Task description: Repeat each line of the data exactly as written.

The data:
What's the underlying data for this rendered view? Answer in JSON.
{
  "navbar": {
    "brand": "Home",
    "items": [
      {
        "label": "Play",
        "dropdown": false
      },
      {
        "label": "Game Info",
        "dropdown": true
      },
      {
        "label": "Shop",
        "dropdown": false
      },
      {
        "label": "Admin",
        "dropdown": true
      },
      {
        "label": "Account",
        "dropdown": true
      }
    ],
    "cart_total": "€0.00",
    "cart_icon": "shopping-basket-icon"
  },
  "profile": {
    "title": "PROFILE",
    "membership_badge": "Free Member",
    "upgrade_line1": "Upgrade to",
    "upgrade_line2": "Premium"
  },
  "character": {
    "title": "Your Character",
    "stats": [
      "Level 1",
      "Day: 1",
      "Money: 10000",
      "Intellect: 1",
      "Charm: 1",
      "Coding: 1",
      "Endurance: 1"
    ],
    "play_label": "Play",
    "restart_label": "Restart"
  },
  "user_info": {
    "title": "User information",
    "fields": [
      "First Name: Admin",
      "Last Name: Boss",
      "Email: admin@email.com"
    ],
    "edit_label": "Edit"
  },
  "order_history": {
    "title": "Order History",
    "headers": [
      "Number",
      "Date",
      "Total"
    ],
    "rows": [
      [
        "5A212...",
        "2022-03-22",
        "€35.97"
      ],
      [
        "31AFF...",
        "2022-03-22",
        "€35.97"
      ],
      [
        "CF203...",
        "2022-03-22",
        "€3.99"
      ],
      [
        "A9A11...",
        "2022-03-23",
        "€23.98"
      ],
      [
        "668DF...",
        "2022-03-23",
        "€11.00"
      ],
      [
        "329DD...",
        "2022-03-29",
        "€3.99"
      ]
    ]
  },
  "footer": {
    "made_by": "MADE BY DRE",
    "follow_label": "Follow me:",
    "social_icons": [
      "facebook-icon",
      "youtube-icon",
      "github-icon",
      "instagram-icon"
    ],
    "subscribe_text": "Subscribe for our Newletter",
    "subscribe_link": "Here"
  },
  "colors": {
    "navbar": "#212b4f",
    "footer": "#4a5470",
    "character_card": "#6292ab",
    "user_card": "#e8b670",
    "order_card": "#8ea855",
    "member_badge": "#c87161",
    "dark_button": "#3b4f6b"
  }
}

Solved exercise:
What's the underlying data for this rendered view? Answer in JSON.
{
  "navbar": {
    "brand": "Home",
    "items": [
      {
        "label": "Play",
        "dropdown": false
      },
      {
        "label": "Game Info",
        "dropdown": true
      },
      {
        "label": "Shop",
        "dropdown": false
      },
      {
        "label": "Admin",
        "dropdown": true
      },
      {
        "label": "Account",
        "dropdown": true
      }
    ],
    "cart_total": "€0.00",
    "cart_icon": "shopping-basket-icon"
  },
  "profile": {
    "title": "PROFILE",
    "membership_badge": "Free Member",
    "upgrade_line1": "Upgrade to",
    "upgrade_line2": "Premium"
  },
  "character": {
    "title": "Your Character",
    "stats": [
      "Level 1",
      "Day: 1",
      "Money: 10000",
      "Intellect: 1",
      "Charm: 1",
      "Coding: 1",
      "Endurance: 1"
    ],
    "play_label": "Play",
    "restart_label": "Restart"
  },
  "user_info": {
    "title": "User information",
    "fields": [
      "First Name: Admin",
      "Last Name: Boss",
      "Email: admin@email.com"
    ],
    "edit_label": "Edit"
  },
  "order_history": {
    "title": "Order History",
    "headers": [
      "Number",
      "Date",
      "Total"
    ],
    "rows": [
      [
        "5A212...",
        "2022-03-22",
        "€35.97"
      ],
      [
        "31AFF...",
        "2022-03-22",
        "€35.97"
      ],
      [
        "CF203...",
        "2022-03-22",
        "€3.99"
      ],
      [
        "A9A11...",
        "2022-03-23",
        "€23.98"
      ],
      [
        "668DF...",
        "2022-03-23",
        "€11.00"
      ],
      [
        "329DD...",
        "2022-03-29",
        "€3.99"
      ]
    ]
  },
  "footer": {
    "made_by": "MADE BY DRE",
    "follow_label": "Follow me:",
    "social_icons": [
      "facebook-icon",
      "youtube-icon",
      "github-icon",
      "instagram-icon"
    ],
    "subscribe_text": "Subscribe for our Newletter",
    "subscribe_link": "Here"
  },
  "colors": {
    "navbar": "#212b4f",
    "footer": "#4a5470",
    "character_card": "#6292ab",
    "user_card": "#e8b670",
    "order_card": "#8ea855",
    "member_badge": "#c87161",
    "dark_button": "#3b4f6b"
  }
}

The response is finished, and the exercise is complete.